The colossal scale of the Boxing Day tsunami – a 9.1 magnitude earthquake under the Indian Ocean displacing 30tn litres of seawater that hit the coasts of mainland Indonesia, Thailand, Sri Lanka and India in waves that rushed at 500mph – would compel even if it were not for the human catastrophe that accompanied its incomparably destructive force. A quarter of a million people were killed. Entire towns and communities were wiped out. Survivors’ stories are uniformly harrowing.
There have been a number of dramas – most notably the Abi Morgan-scripted miniseries Tsunami, the Aftermath in 2006 – but Channel 5’s three-part film, following the minute-by-minute progression of the tsunami from the moment the two tectonic plates 19 miles under the sea finally ruptured at 7.58am on 26 December 2004, is one of only a few documentaries about it. Dr Xand van Tulleken presents the main thrust of the story – travelling to the affected areas as he outlines the terrifying phenomenon’s journey and interviewing those who were caught up in it. Raksha Dave visits scientists who explain the facts behind the waves’ emergence, evolution and effects.
Van Tulleken, a doctor with experience of taking part in humanitarian missions, though not this particular one, is his usual personable self, but his trademark blend of expertise and compassion is overwhelmed by the Channel 5 documentary style. It is best described as requiring that the documentary style get in the way of the documentary at every conceivable stage. In his opening monologue, Van Tulleken noted that the tsunami “killed 250,000 people. Including … 149 Brits.” This evoked the satirical joke used in many comic settings – “A Briton suffered a minor injury during a hurricane in Brazil; 70,000 Brazilians were also killed” – and was a sign of the recurrent tone-deafness to come.

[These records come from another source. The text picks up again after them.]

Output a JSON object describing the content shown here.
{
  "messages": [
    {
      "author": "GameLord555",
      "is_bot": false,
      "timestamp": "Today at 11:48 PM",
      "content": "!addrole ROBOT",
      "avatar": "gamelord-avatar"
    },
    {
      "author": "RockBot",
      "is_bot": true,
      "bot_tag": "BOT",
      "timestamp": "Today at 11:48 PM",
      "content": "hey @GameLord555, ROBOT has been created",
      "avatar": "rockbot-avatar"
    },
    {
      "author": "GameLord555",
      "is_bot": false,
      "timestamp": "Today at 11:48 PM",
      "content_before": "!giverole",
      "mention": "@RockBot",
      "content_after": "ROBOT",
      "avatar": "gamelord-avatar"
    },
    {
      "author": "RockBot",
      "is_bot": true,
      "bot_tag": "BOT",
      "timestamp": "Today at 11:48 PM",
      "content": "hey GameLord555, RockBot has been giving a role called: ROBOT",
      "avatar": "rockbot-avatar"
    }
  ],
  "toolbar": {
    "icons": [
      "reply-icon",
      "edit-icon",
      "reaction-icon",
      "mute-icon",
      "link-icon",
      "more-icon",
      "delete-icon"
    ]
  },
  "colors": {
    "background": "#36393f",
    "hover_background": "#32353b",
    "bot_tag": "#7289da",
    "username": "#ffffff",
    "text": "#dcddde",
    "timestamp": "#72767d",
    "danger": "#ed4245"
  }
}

Everything in a not-good documentary must be dramatically headlined, often with exclamations that sound good but make no sense: “In order to understand it – we need to speak to those who witnessed it first-hand.” We must be told what we are going to be told, told it, then told what we have just been told. That goes not just for the entire show, but before and after every ad break too. Tsunami delivered every time. It is exhausting, dull and increasingly disrespectful to a story, especially to stories of loss, which require no emotive underscoring to ensure that everyone Gets It. There are points at which you can virtually hear the director whispering urgently to the cameraman/writer/music editor, “C’mon! I wanna hit ’em right in the feels!”
If you get past that, it’s a perfectly serviceable piece of work. The first episode covered the 98 minutes from the moment the earthquake happened (“Zero hour!”). Journalist Dendy Montgomery and his wife were living in Banda Aceh, Indonesia, which was hit first. “The walls were like rubber … the land is kind of like porridge,” he recalls. He and his wife went out with a camera and captured some of the little footage we have of the earthquake as it happened. Nevertheless, Raksha Dave is dutifully sent to an earthquake simulator at Southampton University to find out what a 9.1 magnitude quake feels like. Except the table she sits at is fixed to the floor for safety’s sake and they are only allowed to take the simulation up to seven on the scale, for 10 seconds. “Gosh,” she says afterwards. “I think there would be panic.” A triple whammy of pointlessness.
Luke Simon, his brother Piers and their friend Sophie were teaching and holidaying in Koh Phi Phi, Thailand, and found themselves caught in the first wave and scrambling to get up on to a roof as Sophie was hit by debris. The Chroston family were holidaying in Phuket, and Becca’s science-teacher father realised that the sight of the tide apparently going out meant a tidal wave was on its way. He didn’t, in fact, panic, but sent his family off to higher ground then ran down the beach warning others.
The next episode follows the tsunami’s journey to Sri Lanka – and the second wave that not even Becca’s dad knew was coming. There is no need for confected drama or any kind of simulation here.